Wow, is this subject ever a quagmire! A subject that might be the most controversial when it comes to a Cargo Conversion Trailer.
It is hard to pin anything down from another persons recommendation or experience. Mostly because coverage and how it is understood varies from State to State, and Insurance Company to Insurance Company. Some of these factors are also affected by DMV laws and title legalities. Even the understanding between an insurance agent/company and yourself the trailer owner.
Often people insure cargo trailers, or believe they are insured. Traveling down the road, or even while in storage, covered with only a false sense of security. Owners are shocked when they approach their insurance agent at a time of loss or damage to find out then they do not have what they assumed they had.
There is actual insurance. The type for damage, theft, loss and liability to someone else or someone else’s property you may be responsible for.

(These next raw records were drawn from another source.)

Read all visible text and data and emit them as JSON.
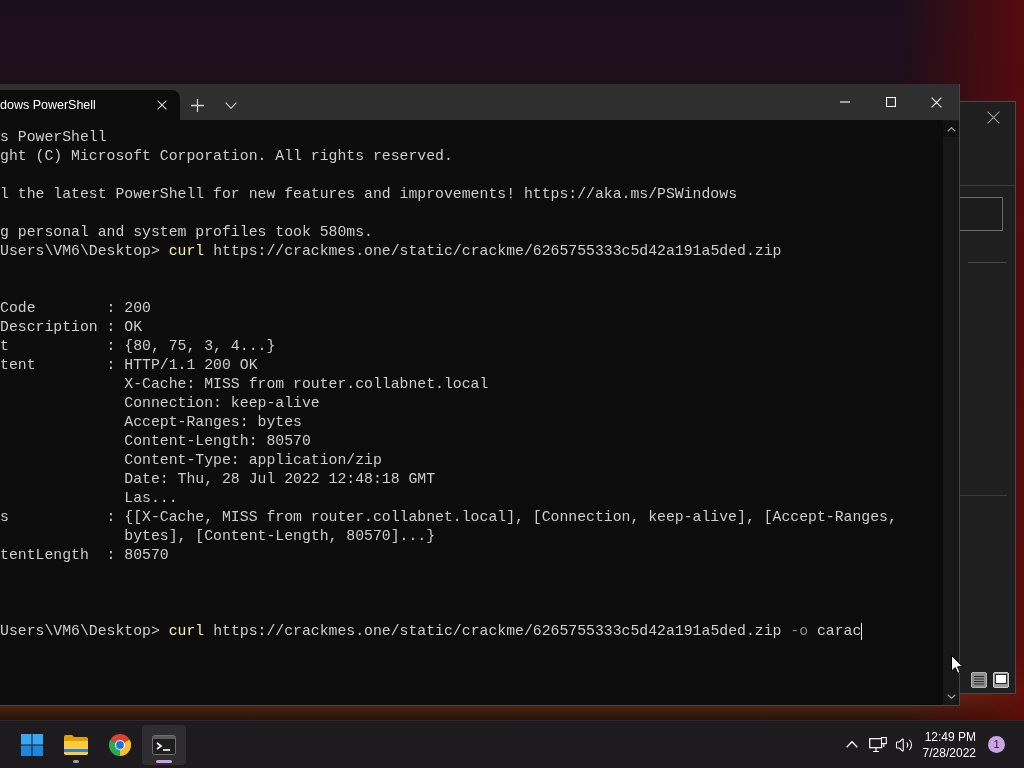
{
  "terminal": {
    "tabs": [
      {
        "title": "dows PowerShell",
        "selected": true
      }
    ],
    "lines": [
      {
        "kind": "text",
        "text": "s PowerShell"
      },
      {
        "kind": "text",
        "text": "ght (C) Microsoft Corporation. All rights reserved."
      },
      {
        "kind": "blank"
      },
      {
        "kind": "text",
        "text": "l the latest PowerShell for new features and improvements! https://aka.ms/PSWindows"
      },
      {
        "kind": "blank"
      },
      {
        "kind": "text",
        "text": "g personal and system profiles took 580ms."
      },
      {
        "kind": "prompt",
        "prompt": "Users\\VM6\\Desktop>",
        "tokens": [
          {
            "kind": "command",
            "text": "curl"
          },
          {
            "kind": "argument",
            "text": "https://crackmes.one/static/crackme/6265755333c5d42a191a5ded.zip"
          }
        ],
        "cursor": false
      },
      {
        "kind": "blank"
      },
      {
        "kind": "blank"
      },
      {
        "kind": "property",
        "name": "Code",
        "separator": ":",
        "value": "200"
      },
      {
        "kind": "property",
        "name": "Description",
        "separator": ":",
        "value": "OK"
      },
      {
        "kind": "property",
        "name": "t",
        "separator": ":",
        "value": "{80, 75, 3, 4...}"
      },
      {
        "kind": "property",
        "name": "tent",
        "separator": ":",
        "value": "HTTP/1.1 200 OK"
      },
      {
        "kind": "continuation",
        "value": "X-Cache: MISS from router.collabnet.local"
      },
      {
        "kind": "continuation",
        "value": "Connection: keep-alive"
      },
      {
        "kind": "continuation",
        "value": "Accept-Ranges: bytes"
      },
      {
        "kind": "continuation",
        "value": "Content-Length: 80570"
      },
      {
        "kind": "continuation",
        "value": "Content-Type: application/zip"
      },
      {
        "kind": "continuation",
        "value": "Date: Thu, 28 Jul 2022 12:48:18 GMT"
      },
      {
        "kind": "continuation",
        "value": "Las..."
      },
      {
        "kind": "property",
        "name": "s",
        "separator": ":",
        "value": "{[X-Cache, MISS from router.collabnet.local], [Connection, keep-alive], [Accept-Ranges,"
      },
      {
        "kind": "continuation",
        "value": "bytes], [Content-Length, 80570]...}"
      },
      {
        "kind": "property",
        "name": "tentLength",
        "separator": ":",
        "value": "80570"
      },
      {
        "kind": "blank"
      },
      {
        "kind": "blank"
      },
      {
        "kind": "blank"
      },
      {
        "kind": "prompt",
        "prompt": "Users\\VM6\\Desktop>",
        "tokens": [
          {
            "kind": "command",
            "text": "curl"
          },
          {
            "kind": "argument",
            "text": "https://crackmes.one/static/crackme/6265755333c5d42a191a5ded.zip"
          },
          {
            "kind": "parameter",
            "text": "-o"
          },
          {
            "kind": "argument",
            "text": "carac"
          }
        ],
        "cursor": true
      }
    ]
  },
  "taskbar": {
    "apps": [
      {
        "kind": "start",
        "running": false,
        "selected": false
      },
      {
        "kind": "folder",
        "running": true,
        "selected": false
      },
      {
        "kind": "browser",
        "running": false,
        "selected": false
      },
      {
        "kind": "terminal",
        "running": true,
        "selected": true
      }
    ],
    "clock": {
      "time": "12:49 PM",
      "date": "7/28/2022"
    },
    "notifications": "1"
  }
}
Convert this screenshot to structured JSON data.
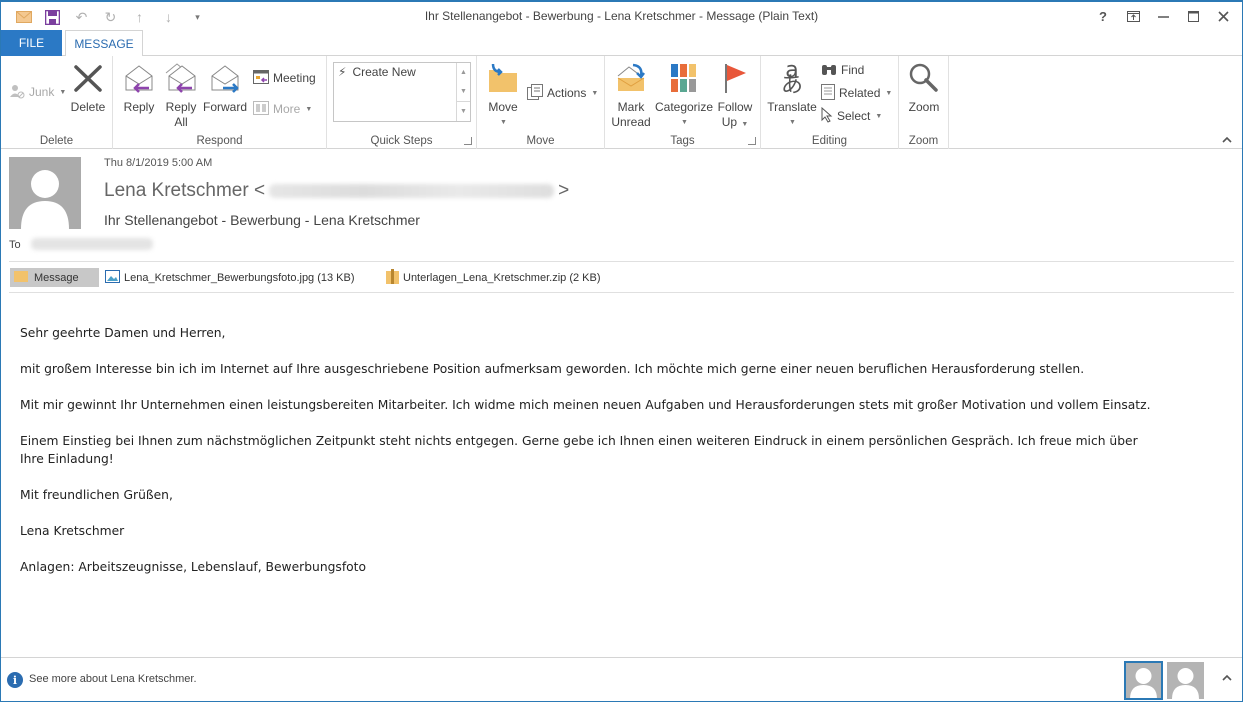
{
  "window": {
    "title": "Ihr Stellenangebot - Bewerbung - Lena Kretschmer - Message (Plain Text)",
    "controls": {
      "help": "?",
      "restore_ribbon": "ribbon-display-options",
      "minimize": "minimize",
      "maximize": "maximize",
      "close": "close"
    }
  },
  "quick_access": [
    "mail-icon",
    "save-icon",
    "undo-icon",
    "redo-icon",
    "previous-item-icon",
    "next-item-icon",
    "customize-icon"
  ],
  "tabs": {
    "file": "FILE",
    "message": "MESSAGE"
  },
  "ribbon": {
    "delete_group": {
      "label": "Delete",
      "junk": "Junk",
      "delete": "Delete"
    },
    "respond_group": {
      "label": "Respond",
      "reply": "Reply",
      "reply_all_1": "Reply",
      "reply_all_2": "All",
      "forward": "Forward",
      "meeting": "Meeting",
      "more": "More"
    },
    "quick_steps_group": {
      "label": "Quick Steps",
      "items": [
        "Create New"
      ]
    },
    "move_group": {
      "label": "Move",
      "move": "Move",
      "actions": "Actions"
    },
    "tags_group": {
      "label": "Tags",
      "mark_unread_1": "Mark",
      "mark_unread_2": "Unread",
      "categorize": "Categorize",
      "follow_up_1": "Follow",
      "follow_up_2": "Up"
    },
    "editing_group": {
      "label": "Editing",
      "translate": "Translate",
      "find": "Find",
      "related": "Related",
      "select": "Select"
    },
    "zoom_group": {
      "label": "Zoom",
      "zoom": "Zoom"
    }
  },
  "message": {
    "date": "Thu 8/1/2019 5:00 AM",
    "sender_name": "Lena Kretschmer",
    "sender_open": "<",
    "sender_close": ">",
    "subject": "Ihr Stellenangebot - Bewerbung - Lena Kretschmer",
    "to_label": "To",
    "attachments": [
      {
        "label": "Message",
        "type": "message"
      },
      {
        "label": "Lena_Kretschmer_Bewerbungsfoto.jpg (13 KB)",
        "type": "image"
      },
      {
        "label": "Unterlagen_Lena_Kretschmer.zip (2 KB)",
        "type": "zip"
      }
    ],
    "body": [
      "Sehr geehrte Damen und Herren,",
      "mit großem Interesse bin ich im Internet auf Ihre ausgeschriebene Position aufmerksam geworden. Ich möchte mich gerne einer neuen beruflichen Herausforderung stellen.",
      "Mit mir gewinnt Ihr Unternehmen einen leistungsbereiten Mitarbeiter. Ich widme mich meinen neuen Aufgaben und Herausforderungen stets mit großer Motivation und vollem Einsatz.",
      "Einem Einstieg bei Ihnen zum nächstmöglichen Zeitpunkt steht nichts entgegen. Gerne gebe ich Ihnen einen weiteren Eindruck in einem persönlichen Gespräch. Ich freue mich über Ihre Einladung!",
      "Mit freundlichen Grüßen,",
      "Lena Kretschmer",
      "Anlagen: Arbeitszeugnisse, Lebenslauf, Bewerbungsfoto"
    ]
  },
  "footer": {
    "see_more": "See more about Lena Kretschmer."
  },
  "colors": {
    "accent": "#2b79c5",
    "frame": "#2b79b5",
    "avatar_bg": "#ababab"
  }
}
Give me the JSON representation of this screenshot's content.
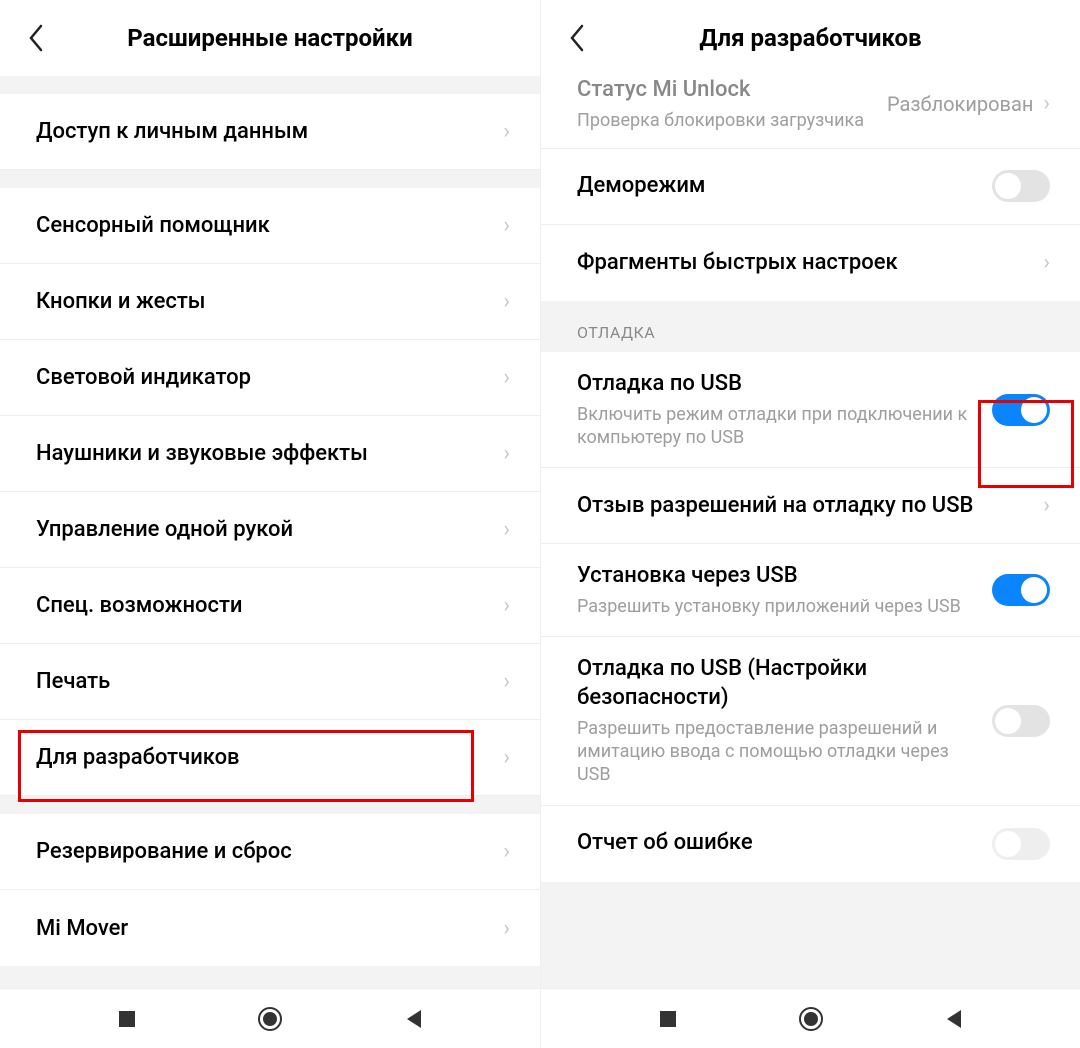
{
  "left": {
    "header_title": "Расширенные настройки",
    "items": [
      {
        "label": "Доступ к личным данным"
      },
      {
        "label": "Сенсорный помощник"
      },
      {
        "label": "Кнопки и жесты"
      },
      {
        "label": "Световой индикатор"
      },
      {
        "label": "Наушники и звуковые эффекты"
      },
      {
        "label": "Управление одной рукой"
      },
      {
        "label": "Спец. возможности"
      },
      {
        "label": "Печать"
      },
      {
        "label": "Для разработчиков"
      },
      {
        "label": "Резервирование и сброс"
      },
      {
        "label": "Mi Mover"
      }
    ]
  },
  "right": {
    "header_title": "Для разработчиков",
    "partial_top": {
      "title": "Статус Mi Unlock",
      "sub": "Проверка блокировки загрузчика",
      "value": "Разблокирован"
    },
    "items_a": [
      {
        "title": "Деморежим",
        "toggle": "off"
      },
      {
        "title": "Фрагменты быстрых настроек",
        "chevron": true
      }
    ],
    "section_debug": "ОТЛАДКА",
    "items_b": [
      {
        "title": "Отладка по USB",
        "sub": "Включить режим отладки при подключении к компьютеру по USB",
        "toggle": "on",
        "highlighted": true
      },
      {
        "title": "Отзыв разрешений на отладку по USB",
        "chevron": true
      },
      {
        "title": "Установка через USB",
        "sub": "Разрешить установку приложений через USB",
        "toggle": "on"
      },
      {
        "title": "Отладка по USB (Настройки безопасности)",
        "sub": "Разрешить предоставление разрешений и имитацию ввода с помощью отладки через USB",
        "toggle": "off"
      },
      {
        "title": "Отчет об ошибке",
        "toggle": "off"
      }
    ]
  }
}
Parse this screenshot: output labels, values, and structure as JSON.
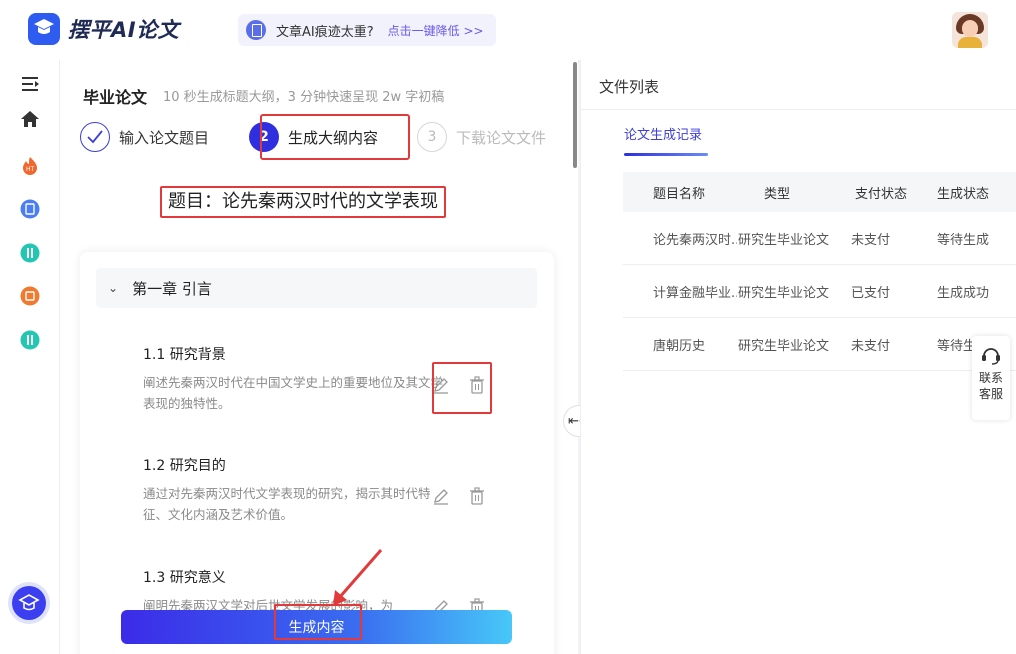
{
  "app": {
    "name": "摆平AI论文"
  },
  "promo": {
    "text": "文章AI痕迹太重?",
    "link": "点击一键降低 >>"
  },
  "page": {
    "title": "毕业论文",
    "subtitle": "10 秒生成标题大纲，3 分钟快速呈现 2w 字初稿"
  },
  "steps": [
    {
      "number": "",
      "label": "输入论文题目",
      "state": "done"
    },
    {
      "number": "2",
      "label": "生成大纲内容",
      "state": "active"
    },
    {
      "number": "3",
      "label": "下载论文文件",
      "state": "todo"
    }
  ],
  "topic": "题目：论先秦两汉时代的文学表现",
  "outline": {
    "chapter": "第一章 引言",
    "sections": [
      {
        "title": "1.1 研究背景",
        "desc": "阐述先秦两汉时代在中国文学史上的重要地位及其文学表现的独特性。"
      },
      {
        "title": "1.2 研究目的",
        "desc": "通过对先秦两汉时代文学表现的研究，揭示其时代特征、文化内涵及艺术价值。"
      },
      {
        "title": "1.3 研究意义",
        "desc": "阐明先秦两汉文学对后世文学发展的影响，为"
      }
    ]
  },
  "generate_button": "生成内容",
  "right": {
    "title": "文件列表",
    "tab": "论文生成记录",
    "columns": [
      "题目名称",
      "类型",
      "支付状态",
      "生成状态"
    ],
    "rows": [
      [
        "论先秦两汉时...",
        "研究生毕业论文",
        "未支付",
        "等待生成"
      ],
      [
        "计算金融毕业...",
        "研究生毕业论文",
        "已支付",
        "生成成功"
      ],
      [
        "唐朝历史",
        "研究生毕业论文",
        "未支付",
        "等待生成"
      ]
    ]
  },
  "support": {
    "label": "联系客服"
  },
  "colors": {
    "accent": "#2f2fe0",
    "highlight": "#e23a3a"
  }
}
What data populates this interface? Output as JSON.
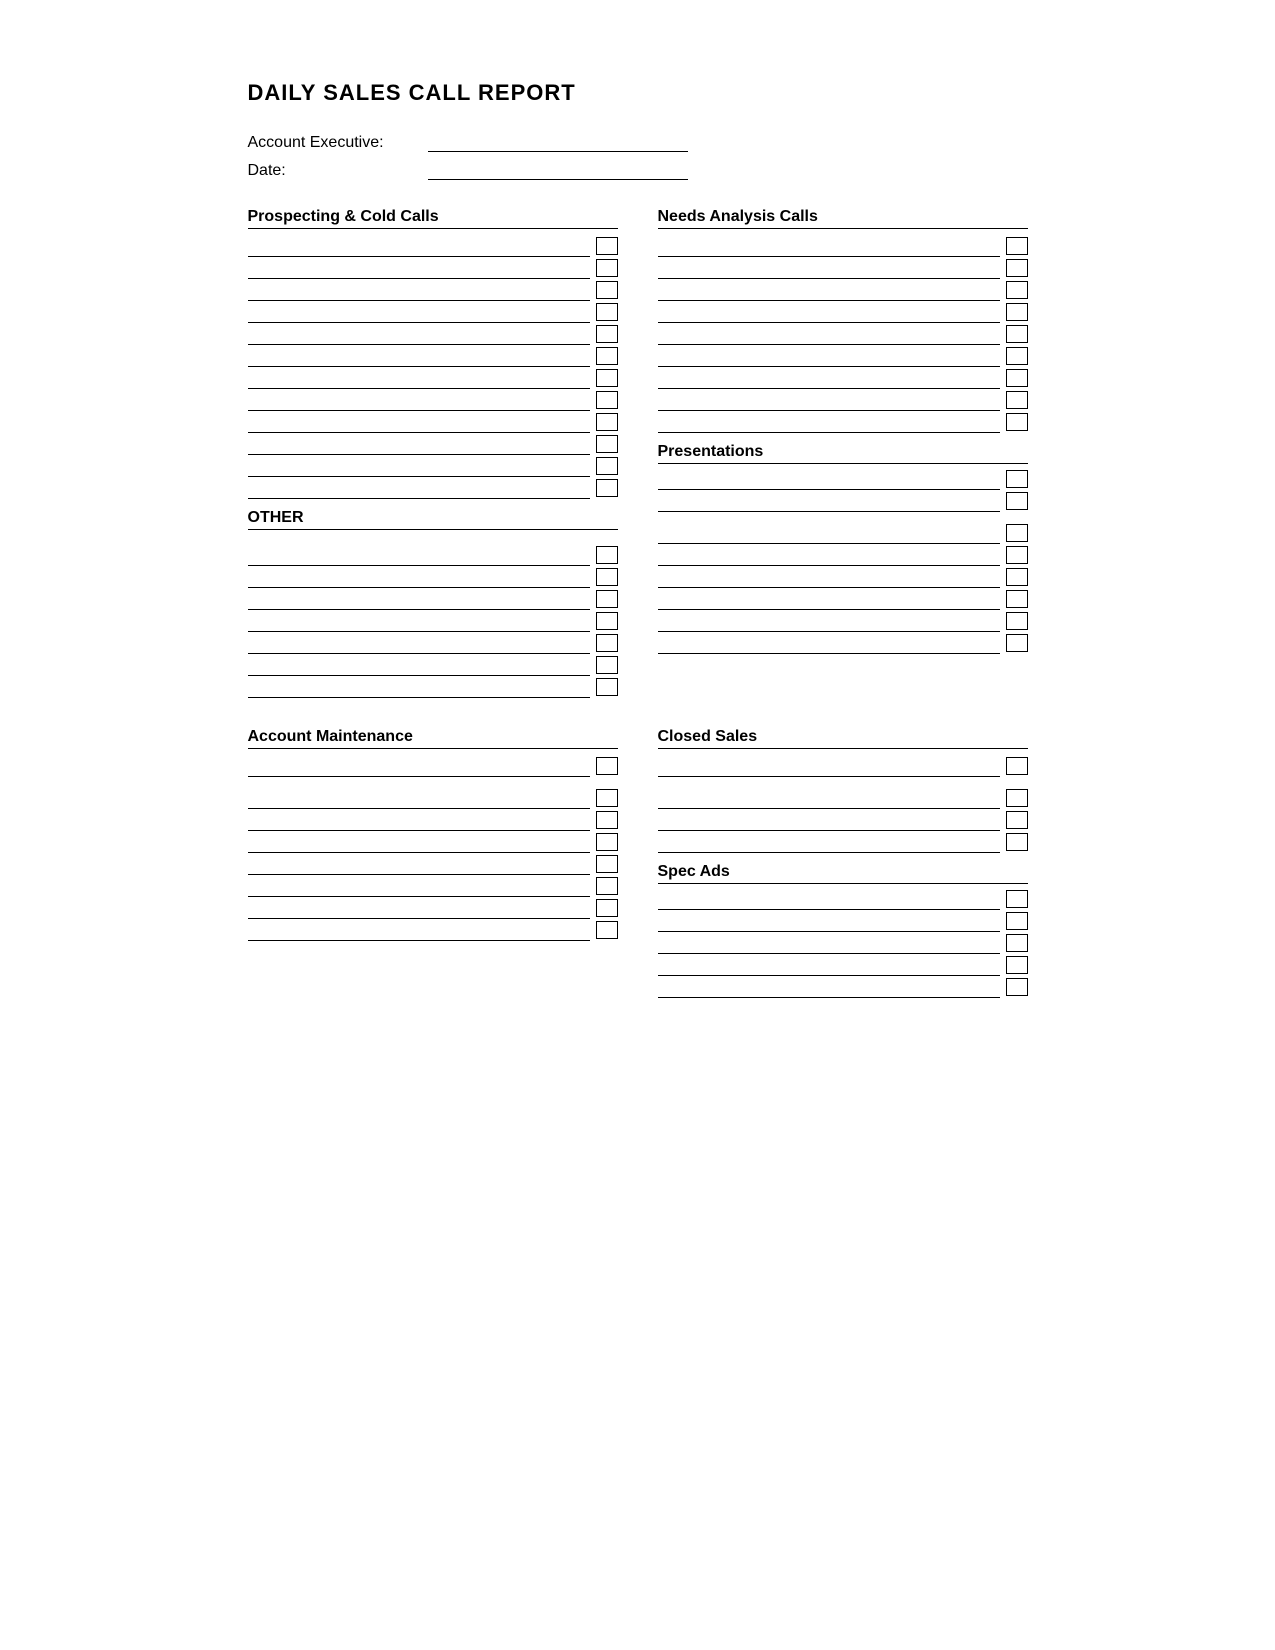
{
  "title": "DAILY SALES CALL REPORT",
  "header": {
    "account_executive_label": "Account Executive:",
    "date_label": "Date:"
  },
  "sections": {
    "prospecting": {
      "title": "Prospecting & Cold Calls",
      "rows": 12
    },
    "other": {
      "title": "OTHER",
      "rows": 7
    },
    "needs_analysis": {
      "title": "Needs Analysis Calls",
      "rows": 9
    },
    "presentations": {
      "title": "Presentations",
      "rows": 8
    },
    "account_maintenance": {
      "title": "Account Maintenance",
      "rows": 8
    },
    "closed_sales": {
      "title": "Closed Sales",
      "rows": 4
    },
    "spec_ads": {
      "title": "Spec Ads",
      "rows": 5
    }
  }
}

Secondly there is roadside assistance, towing, etc. in the case of a breakdown that is not covered by your standard insurance. Getting one of these trailers hauled somewhere, should it be disabled, can be expensive.
First do not assume your trailer is covered under your tow vehicle policy. There is some real muddy water here to look through. Some policies may cover your liability (other persons damage/loss that is your fault) only when/if your trailer is connected to your insured tow vehicle. I would NOT depend on this coverage at all.
In this case it will not cover any loss or damage to your trailer. Connected or not.
In this case, should your trailer be disconnected from the tow vehicle, neither you or other people/property are covered for damage or loss. This could have serious repercussion for you financially. .i.e. your trailer is in storage and catches fire and burns up a neighboring $100K RV parked next to you. You would be on the hook for that loss and damages. A similar situation might play out when the trailer is parked at a campground and you un-hook or drive the tow vehicle away.
Also should your trailer be stolen from storage or a campground, you would have no recourse and incur a total loss.
There is a whole debate over the title too. Most of us DIYers are building on a trailer that is titled as “Cargo” or perhaps “Utility”. Most do not go through the legal change and inspections to have the title changed to a valid Recreational Vehicle. In some states that may be nearly impossible, if not impossible…. if your aren’t a commercial trailer company, But that possibility is certainly something to pursue if you can.
That title designation impacts Insurance Coverage, Payouts during loss or damage, etc. In most cases if you don’t get a specialized policy, the coverage will only pay out on the trailer itself, at depreciated values. Not paying you anything on your build or contents.
Some people write us and state they have negotiated a policy that has an assigned replacement value. But again you better know exactly what you are getting and how deprecated values factor into any payout of loss or damage. Also your ideal of % of loss value, if the time arises, may vary vastly from the insurance company policy that they will have all in writing. Again some are only holding a piece of false sense of security.
As an example some think they will be paid the policy value of $12000.00. But that might only be a limit. Will the insurance company say…Oh this trailer is now 5 years old. The depreciated value is now $6000. Your rig is damaged 50% so we are going to pay you $3000 and total the rig. You might have way more than that in your build and labor.
Not an argument, facts that apply to all, or debate. Just a warning to truly know the fine print of anything you purchase as insurance.
The title with “Cargo” or “Utility” designation also prevents you from getting Roadside Assistance policies from some of the big companies like “Good Sams”. We have tried. If you are honest with them they will flat out tell you they will not cover a “Cargo” Trailer. (At least not as of the time of this article in 2019). If you somehow are paying on such a policy, you better investigate this so you don’t have a shock when you need it.
Bear in mind also that the majority of DIYers are not licensed professionals in the trades associated with doing a conversion. Electrical, Batteries/Chargers, Plumbing, Heating, Solar, LP gas lines. All huge liability concerns. Especially if someone files a lawsuit against you for loss or damage.
Some Conversions have components most houses do not have. Things like 110VAC to 12VDC Converter Chargers, and Inverters. Issues of LP gas and the like.
Often DIYers are using products & appliances that are not approved to be used by the RV industry. Electrical safety & Space heaters are on the top of that list.
Most legit Commercially built rigs and technicians have to meet RVDA/RVIA certifications and standards. Including safety requirements concerning components and appliances.
You may be able to afford a total loss of your own property, or injury to yourself or your own loved ones. But any time you are out and about, or set up around other campers, or hooked to campground park power, even in storage. You are responsible and liable for their damages and loss should your build catch on fire, cause park power electrical issues, etc.
The main point of all of this is to draw attention to the fact you need valid insurance and the proper coverage for you. Then to fully understand what any agent or company has sold you. They will certainly take your money. But will they take care of you when needed?
760 total views, 2 views today